ASSIGNMENT:
Set the entries down again exactly; none may be skipped.

Start of SUPPLIED MATERIAL

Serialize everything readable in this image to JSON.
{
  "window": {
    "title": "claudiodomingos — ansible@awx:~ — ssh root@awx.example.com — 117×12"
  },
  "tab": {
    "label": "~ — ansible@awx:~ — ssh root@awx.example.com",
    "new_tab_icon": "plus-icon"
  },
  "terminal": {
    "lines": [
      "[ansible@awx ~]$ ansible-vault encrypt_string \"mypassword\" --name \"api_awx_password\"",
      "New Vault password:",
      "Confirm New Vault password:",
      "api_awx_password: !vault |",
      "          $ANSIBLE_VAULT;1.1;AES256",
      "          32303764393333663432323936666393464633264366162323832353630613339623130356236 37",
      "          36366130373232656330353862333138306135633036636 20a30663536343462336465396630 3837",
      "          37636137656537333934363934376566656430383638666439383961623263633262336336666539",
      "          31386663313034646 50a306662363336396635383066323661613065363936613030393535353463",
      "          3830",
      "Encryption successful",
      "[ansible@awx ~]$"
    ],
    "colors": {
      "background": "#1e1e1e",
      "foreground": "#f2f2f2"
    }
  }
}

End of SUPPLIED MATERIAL

FINISHED TASK:
Serialize everything readable in this image to JSON.
{
  "window": {
    "title": "claudiodomingos — ansible@awx:~ — ssh root@awx.example.com — 117×12"
  },
  "tab": {
    "label": "~ — ansible@awx:~ — ssh root@awx.example.com",
    "new_tab_icon": "plus-icon"
  },
  "terminal": {
    "lines": [
      "[ansible@awx ~]$ ansible-vault encrypt_string \"mypassword\" --name \"api_awx_password\"",
      "New Vault password:",
      "Confirm New Vault password:",
      "api_awx_password: !vault |",
      "          $ANSIBLE_VAULT;1.1;AES256",
      "          32303764393333663432323936666393464633264366162323832353630613339623130356236 37",
      "          36366130373232656330353862333138306135633036636 20a30663536343462336465396630 3837",
      "          37636137656537333934363934376566656430383638666439383961623263633262336336666539",
      "          31386663313034646 50a306662363336396635383066323661613065363936613030393535353463",
      "          3830",
      "Encryption successful",
      "[ansible@awx ~]$"
    ],
    "colors": {
      "background": "#1e1e1e",
      "foreground": "#f2f2f2"
    }
  }
}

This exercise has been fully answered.